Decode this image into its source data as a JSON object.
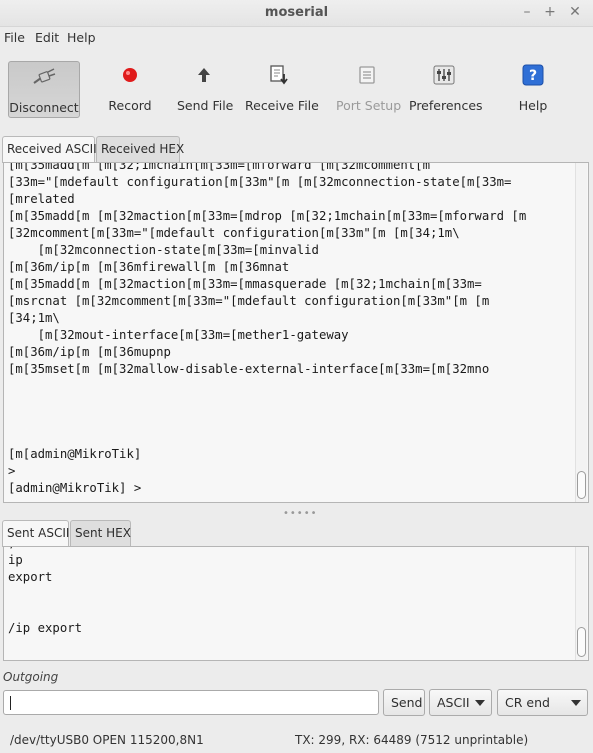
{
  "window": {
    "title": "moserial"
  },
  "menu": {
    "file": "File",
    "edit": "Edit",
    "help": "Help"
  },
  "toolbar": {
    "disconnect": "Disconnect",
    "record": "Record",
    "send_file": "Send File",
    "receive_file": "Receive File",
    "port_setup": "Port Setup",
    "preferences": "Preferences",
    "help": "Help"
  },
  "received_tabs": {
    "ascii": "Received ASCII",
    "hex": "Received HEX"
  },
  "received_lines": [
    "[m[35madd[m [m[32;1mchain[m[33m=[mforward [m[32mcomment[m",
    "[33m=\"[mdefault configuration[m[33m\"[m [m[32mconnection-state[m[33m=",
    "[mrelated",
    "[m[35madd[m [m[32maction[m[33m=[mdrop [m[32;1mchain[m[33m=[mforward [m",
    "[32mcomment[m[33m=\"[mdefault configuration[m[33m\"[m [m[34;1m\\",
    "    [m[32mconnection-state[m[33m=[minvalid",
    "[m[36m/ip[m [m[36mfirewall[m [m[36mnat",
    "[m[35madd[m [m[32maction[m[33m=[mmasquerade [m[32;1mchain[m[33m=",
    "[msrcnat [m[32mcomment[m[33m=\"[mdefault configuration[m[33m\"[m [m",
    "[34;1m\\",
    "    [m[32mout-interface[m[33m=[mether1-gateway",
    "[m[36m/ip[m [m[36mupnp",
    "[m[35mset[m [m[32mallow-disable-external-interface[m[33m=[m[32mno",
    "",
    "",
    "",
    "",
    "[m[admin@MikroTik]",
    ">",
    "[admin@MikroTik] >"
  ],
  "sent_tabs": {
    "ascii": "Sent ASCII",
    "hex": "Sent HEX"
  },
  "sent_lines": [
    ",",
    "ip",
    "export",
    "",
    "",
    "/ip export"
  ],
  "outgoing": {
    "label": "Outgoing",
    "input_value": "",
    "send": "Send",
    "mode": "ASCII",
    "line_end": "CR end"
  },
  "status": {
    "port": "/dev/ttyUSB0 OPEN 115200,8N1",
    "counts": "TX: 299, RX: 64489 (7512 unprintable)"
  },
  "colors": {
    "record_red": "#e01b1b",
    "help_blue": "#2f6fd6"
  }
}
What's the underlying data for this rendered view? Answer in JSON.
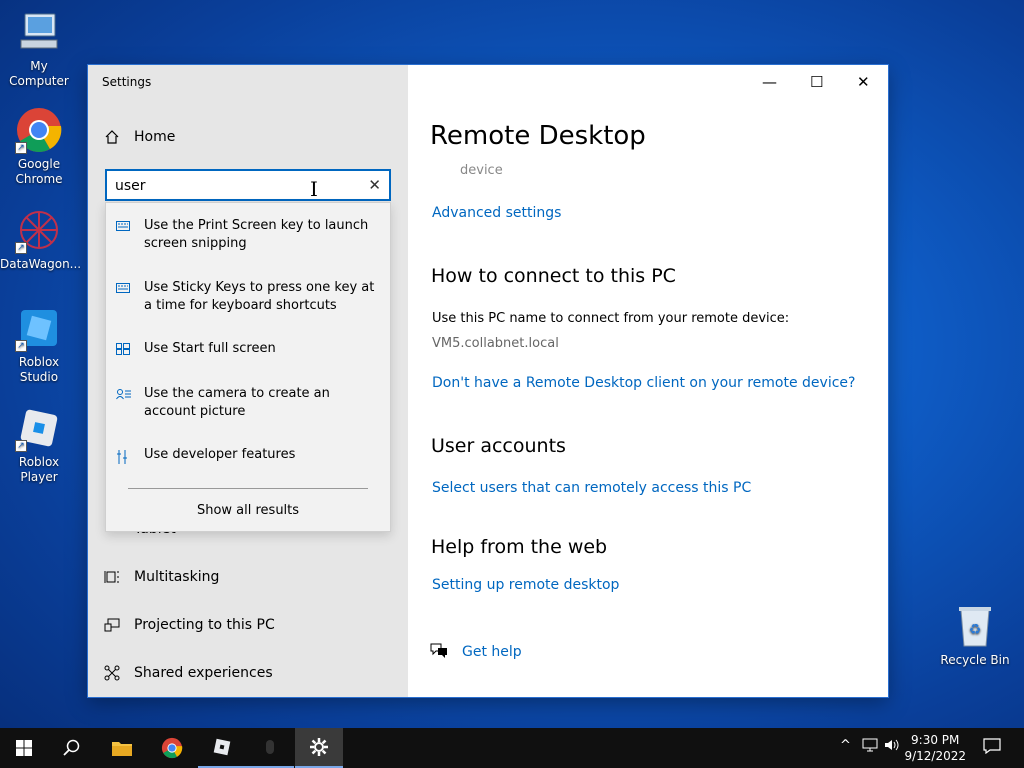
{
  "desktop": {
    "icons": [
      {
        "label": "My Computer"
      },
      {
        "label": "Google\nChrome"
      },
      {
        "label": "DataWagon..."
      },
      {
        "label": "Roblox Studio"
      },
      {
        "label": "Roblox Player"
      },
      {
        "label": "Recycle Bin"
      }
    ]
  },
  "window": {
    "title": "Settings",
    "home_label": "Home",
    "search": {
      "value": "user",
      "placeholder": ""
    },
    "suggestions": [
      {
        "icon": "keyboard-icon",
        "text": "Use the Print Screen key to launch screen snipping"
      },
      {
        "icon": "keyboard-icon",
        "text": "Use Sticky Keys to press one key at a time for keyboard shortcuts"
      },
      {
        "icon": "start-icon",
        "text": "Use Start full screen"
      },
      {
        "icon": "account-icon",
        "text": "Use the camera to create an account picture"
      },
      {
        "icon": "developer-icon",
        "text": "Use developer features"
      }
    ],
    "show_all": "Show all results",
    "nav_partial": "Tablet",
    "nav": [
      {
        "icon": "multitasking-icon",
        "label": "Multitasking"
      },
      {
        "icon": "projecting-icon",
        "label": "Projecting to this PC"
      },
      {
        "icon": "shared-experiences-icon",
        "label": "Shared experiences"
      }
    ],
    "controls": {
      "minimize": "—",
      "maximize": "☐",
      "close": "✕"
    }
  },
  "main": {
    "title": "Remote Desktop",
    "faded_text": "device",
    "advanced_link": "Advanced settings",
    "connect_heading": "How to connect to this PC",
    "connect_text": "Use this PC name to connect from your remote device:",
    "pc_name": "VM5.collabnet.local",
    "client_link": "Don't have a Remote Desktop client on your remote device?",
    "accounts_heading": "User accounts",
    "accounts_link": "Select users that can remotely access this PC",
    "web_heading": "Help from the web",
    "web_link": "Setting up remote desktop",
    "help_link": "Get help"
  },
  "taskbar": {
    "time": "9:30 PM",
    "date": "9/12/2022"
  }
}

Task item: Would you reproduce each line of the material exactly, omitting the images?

Output:
Decode this image into its source data as a JSON object.
{
  "window": {
    "title": "moserial"
  },
  "menu": {
    "file": "File",
    "edit": "Edit",
    "help": "Help"
  },
  "toolbar": {
    "disconnect": "Disconnect",
    "record": "Record",
    "send_file": "Send File",
    "receive_file": "Receive File",
    "port_setup": "Port Setup",
    "preferences": "Preferences",
    "help": "Help"
  },
  "received_tabs": {
    "ascii": "Received ASCII",
    "hex": "Received HEX"
  },
  "received_lines": [
    "[m[35madd[m [m[32;1mchain[m[33m=[mforward [m[32mcomment[m",
    "[33m=\"[mdefault configuration[m[33m\"[m [m[32mconnection-state[m[33m=",
    "[mrelated",
    "[m[35madd[m [m[32maction[m[33m=[mdrop [m[32;1mchain[m[33m=[mforward [m",
    "[32mcomment[m[33m=\"[mdefault configuration[m[33m\"[m [m[34;1m\\",
    "    [m[32mconnection-state[m[33m=[minvalid",
    "[m[36m/ip[m [m[36mfirewall[m [m[36mnat",
    "[m[35madd[m [m[32maction[m[33m=[mmasquerade [m[32;1mchain[m[33m=",
    "[msrcnat [m[32mcomment[m[33m=\"[mdefault configuration[m[33m\"[m [m",
    "[34;1m\\",
    "    [m[32mout-interface[m[33m=[mether1-gateway",
    "[m[36m/ip[m [m[36mupnp",
    "[m[35mset[m [m[32mallow-disable-external-interface[m[33m=[m[32mno",
    "",
    "",
    "",
    "",
    "[m[admin@MikroTik]",
    ">",
    "[admin@MikroTik] >"
  ],
  "sent_tabs": {
    "ascii": "Sent ASCII",
    "hex": "Sent HEX"
  },
  "sent_lines": [
    ",",
    "ip",
    "export",
    "",
    "",
    "/ip export"
  ],
  "outgoing": {
    "label": "Outgoing",
    "input_value": "",
    "send": "Send",
    "mode": "ASCII",
    "line_end": "CR end"
  },
  "status": {
    "port": "/dev/ttyUSB0 OPEN 115200,8N1",
    "counts": "TX: 299, RX: 64489 (7512 unprintable)"
  },
  "colors": {
    "record_red": "#e01b1b",
    "help_blue": "#2f6fd6"
  }
}
What's the underlying data for this rendered view? Answer in JSON.
{
  "desktop": {
    "icons": [
      {
        "label": "My Computer"
      },
      {
        "label": "Google\nChrome"
      },
      {
        "label": "DataWagon..."
      },
      {
        "label": "Roblox Studio"
      },
      {
        "label": "Roblox Player"
      },
      {
        "label": "Recycle Bin"
      }
    ]
  },
  "window": {
    "title": "Settings",
    "home_label": "Home",
    "search": {
      "value": "user",
      "placeholder": ""
    },
    "suggestions": [
      {
        "icon": "keyboard-icon",
        "text": "Use the Print Screen key to launch screen snipping"
      },
      {
        "icon": "keyboard-icon",
        "text": "Use Sticky Keys to press one key at a time for keyboard shortcuts"
      },
      {
        "icon": "start-icon",
        "text": "Use Start full screen"
      },
      {
        "icon": "account-icon",
        "text": "Use the camera to create an account picture"
      },
      {
        "icon": "developer-icon",
        "text": "Use developer features"
      }
    ],
    "show_all": "Show all results",
    "nav_partial": "Tablet",
    "nav": [
      {
        "icon": "multitasking-icon",
        "label": "Multitasking"
      },
      {
        "icon": "projecting-icon",
        "label": "Projecting to this PC"
      },
      {
        "icon": "shared-experiences-icon",
        "label": "Shared experiences"
      }
    ],
    "controls": {
      "minimize": "—",
      "maximize": "☐",
      "close": "✕"
    }
  },
  "main": {
    "title": "Remote Desktop",
    "faded_text": "device",
    "advanced_link": "Advanced settings",
    "connect_heading": "How to connect to this PC",
    "connect_text": "Use this PC name to connect from your remote device:",
    "pc_name": "VM5.collabnet.local",
    "client_link": "Don't have a Remote Desktop client on your remote device?",
    "accounts_heading": "User accounts",
    "accounts_link": "Select users that can remotely access this PC",
    "web_heading": "Help from the web",
    "web_link": "Setting up remote desktop",
    "help_link": "Get help"
  },
  "taskbar": {
    "time": "9:30 PM",
    "date": "9/12/2022"
  }
}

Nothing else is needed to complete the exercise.